Weir has created an authentic portrayal of the future of space travel, and Watney is the perfect character to follow as he struggles in an unknown and hostile environment.
There is no predictable dead body discovered at the end of the first chapter, as in half the mysteries you’ve ever read...Hawkins’ tale of love, regret, violence and forgetting is an engrossing psychological thriller with plenty of surprises...The novel gets harder and harder to put down as the story screeches toward its unexpected ending.
Even when you slightly see the twist coming, even when the author pokes his nose in with those quotations from The Waste Land, even when the ending is a bit rushed and you wonder if he has been keeping count of those canisters, as a reader you still inhale this novel like a great glorious draught of steam.
Doerr captures the sights and sounds of wartime and focuses, refreshingly, on the innate goodness of his major characters.
...that distant but recognizable childhood place...is deeply colorful and imaginative, taking place in a world of unusual creatures and situations, described compellingly and convincingly in a way that makes them feel soundly logical.
It is easy to see why a maniac might want to cull the population of the world, but why he should do so in the form of this childish game? That’s one thing that is never explained.
Ms. Catton here tells a tale of intrigue, double-dealing and frontier justice in mid-19th-century New Zealand (her native country), and she does so with breathtaking observational precision and narrative complexity...In this marvelously inventive novel, nothing is quite what it first appears to be, but everything is illuminated.
Ms. Fey, like Ms. Ephron, is at her most hilariously self-deprecating when it comes to her attractiveness and vanity.
There is much to learn about the artistic and the editorial process in reading Go Set a Watchman...A novel about an adult who goes home and offers a number of flashbacks about her childhood is less dramatically immediate than a story that dives straight into the childhood itself.
The novel is like a plump wad of cotton candy; it fills the mouth with fluffy sweetness that quickly dissolves when the reader starts to chew. That’s by design.
The twists will lead readers to finish the last page and turn back to the beginning to see how the pieces slot perfectly, unexpectedly into place. A carefully researched, precisely written tour de force; unforgettable and wrenching.
With Asperger’s growing visibility in pop culture in recent years, as on CBS’s The Big Bang Theory, this novel is perfectly timed.
Skloot narrates the science lucidly, tracks the racial politics of medicine thoughtfully and tells the Lacks family’s often painful history with grace.
...the story is so complex and so intricately woven that it does not lend itself to summary...But it is involving, zigging and zagging, going where least (or never) expected...
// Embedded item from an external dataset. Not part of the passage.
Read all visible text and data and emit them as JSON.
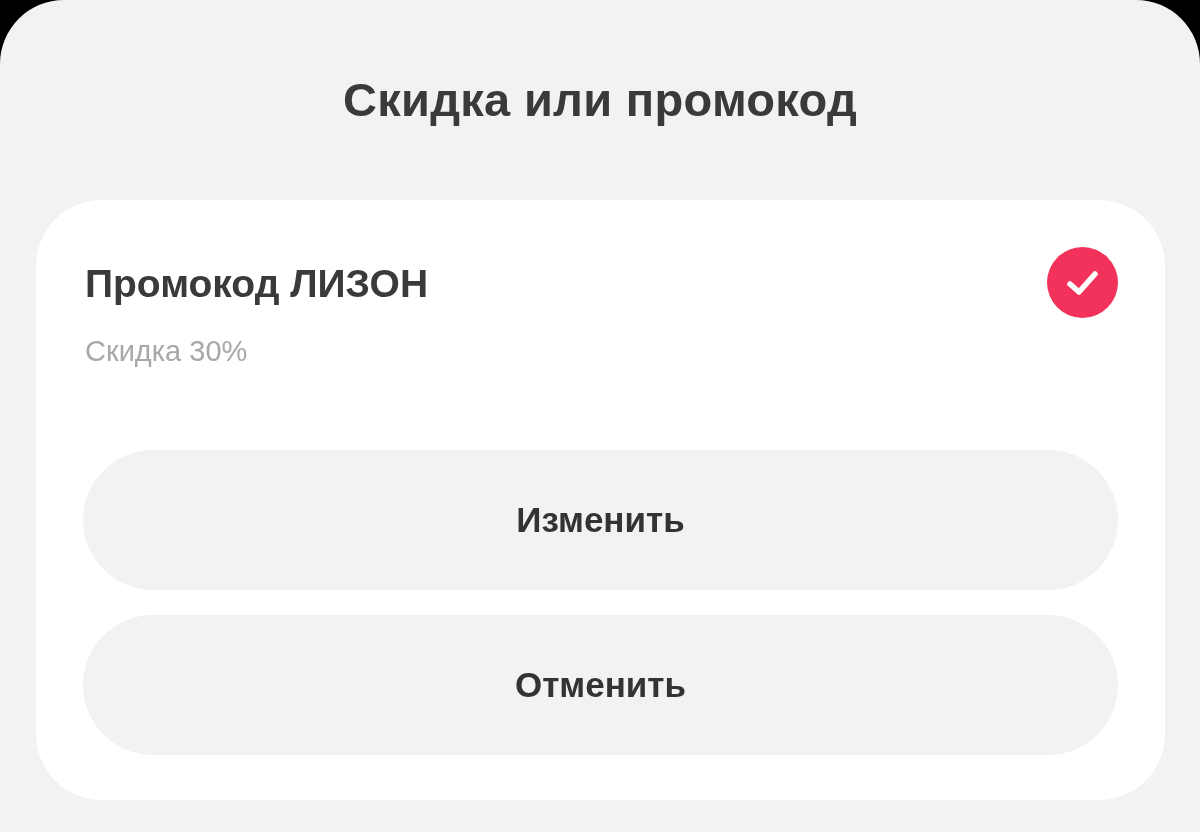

Has she sacrificed too much? We know what she has given up to survive, but not whether the price was too high. Readers will wait eagerly to learn more.
Throughout he resists the urge to tie up these ugly complexities with anything pat, delivering a perspective, in many ways, that you could call post-cynical.
It is Joe’s story that lies at the heart of this book, and Joe’s story that makes this flawed but powerful novel worth reading.
The writing is elegant, philosophical and moving. Even at its length, it’s a work to read slowly and savor. Beautiful and important.
If Thatcher’s 1984 is bleak, then get a load of what awaits us in 2030. Speculative, lyrical and unrelentingly dark—trademark Mitchell, in other words.
...he has written an exceedingly readable book...